Neurofibromatosis is a genetic disorder of the nervous system. They mostly affect the development and growth of nerve cell tissues. This disorder causes tumors to grow on nerves. It can also cause skin changes and bone deformities. Scientists have classified the disorders as neurofibromatosis type 1 (NF1) and neurofibromatosis type 2 (NF2). Of the two, NF1 is the more common type.


Many affected persons inherit the disorder. But between 30 and 50 percent of new cases arise through change (mutation) in an individual's genes. Once this change has taken place, the mutant gene can be passed on to future generations.


Early symptoms may include:

  • Ringing noise in the ear (tinnitus).

  • Poor balance.

Problems caused by pressure from the tumors include:

  • Headache.

  • Facial pain or numbness.

  • Symptoms of NF1, particularly those on the skin, are often evident at birth or during infancy. They almost always appear by the time a child is about 10 years old.

  • NF2 has bilateral (occurring on both sides of the body) tumors on the eighth cranial nerve. The tumors cause pressure damage to neighboring nerves.


To diagnose NF1, a caregiver looks for:

  • Changes in skin appearance.

  • Tumors.

  • Bone abnormalities.

  • A parent, sibling, or child with NF1.

To diagnose NF2, a caregiver looks for:

  • Bilateral eighth nerve tumors.

  • Similar signs and symptoms in a parent, sibling, or child. Affected individuals may notice hearing loss as early as the teen years.


Treatments for both NF1 and NF2 are presently aimed at controlling symptoms.

  • Surgery can help some NF1 bone malformations. It can remove painful or disfiguring tumors. However, there is a chance that the tumors may grow back and in greater numbers. In the rare instances when tumors become malignant (3 to 5 percent of all cases), treatment may include surgery, radiation, or chemotherapy.

  • For NF2, improved diagnostic technologies, such as MRI, can reveal tumors as small as a few millimeters in diameter. This allows for early treatment. Surgery to remove tumors completely is one option. But it may result in hearing loss. Other options include partial removal of tumors or radiation. If the tumors are not progressing rapidly, the conservative approach is watchful waiting.

  • Genetic testing is available for families with documented cases of NF1 and NF2.

  • New (spontaneous) mutations cannot be confirmed genetically.

  • Prenatal diagnosis of familial NF1 or NF2 is also possible.
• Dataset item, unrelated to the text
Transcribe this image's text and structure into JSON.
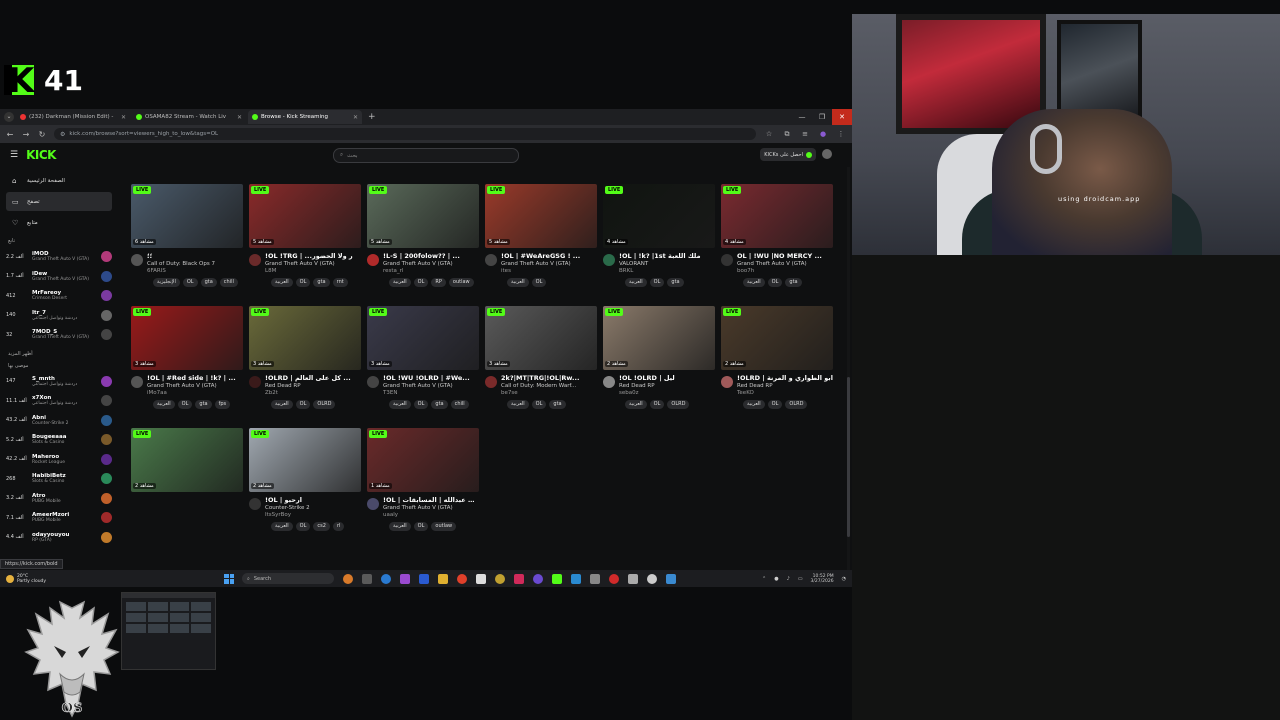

Amniocentesis or chorionic villus sampling procedures would be used.